HAVANA (Reuters) - The European parliament joined the United States on Thursday in condemning Cuba’s detention and reported mistreatment of leading dissident Jose Daniel Ferrer, whom the Communist government in Havana calls a U.S.-backed counterrevolutionary.
The move came a day after Cuban state television aired a report including footage from hidden cameras in Ferrer’s jail cell apparently showing him in good health and falsely accusing a guard of hurting him.
Activists from his opposition organization the Patriotic Union of Cuba (UNPACU) said the footage could have been staged or doctored.
Authorities arrested Ferrer, 49, two months ago on charges of assault, which his relatives and UNPACU said was an excuse to silence him.
“They are slandering my son and so preparing the way to condemn him,” Amelia Garcia Vega, Ferrer’s 76-year-old mother who lives in Florida, told Reuters by phone. “He is innocent. My son is not a delinquent and does not attack anyone.”
While the European Union parliamentary resolution is non-binding and will unlikely derail the bloc’s drive to normalize relations with Cuba, it underscores concerns about what some activists say is worsening repression in the one-party state.
The resolution states that lawmakers are concerned about “persecution, harassment, attacks against peaceful dissidents, independent journalists, human rights defenders and political opposition in Cuba”.
It notes an EU cooperation agreement with Cuba “includes a provision to suspend the agreement in the event of human rights violations”.
Cuba says the Trump administration is using Ferrer to undermine the government as part of its attempt to overthrow socialism in Latin America.
It accused the top U.S. diplomat in the island, Mara Tekach, of directing his activities. Wednesday’s TV report showed her visiting Ferrer’s home and said she was “inciting him to disrespect the forces of public order”.
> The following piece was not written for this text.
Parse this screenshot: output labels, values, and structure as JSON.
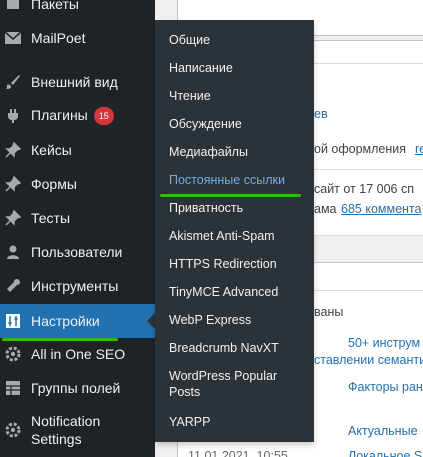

The U.S. government has denied the allegations and said it is simply carrying out a mission to support Cuba’s rights defenders.
This month the U.S. embassy in Havana posted a video on social media in which Tekach appeared with Ferrer’s wife, who accused authorities of torturing her husband and allowing his health to deteriorate so much he could not even embrace her during a visit.
Cuba’s government has until recently been able to tightly control the flow of information on the island and it does not usually comment on the detention of dissidents or their activities, which would give them more publicity.
But internet access has expanded vastly in recent years and Cuban activists, international rights organizations and the U.S. government have waged an intense campaign for Ferrer’s release.
In the most controversial section of the state TV report, Ferrer could be seen hitting his head on a desk then accusing a guard of harming him.
The report also included Cubans saying Ferrer has hit them.
Ferrer was one of the 75 dissidents arrested in 2003 during a nationwide crackdown known as the Black Spring. He was released on parole in 2011 and soon after formed UNPACU.
Reporting by Sarah Marsh and Nelson Acosta in Havana; Additional Reporting by Jan Strupczewski in Brussels; Editing by Daniel Wallis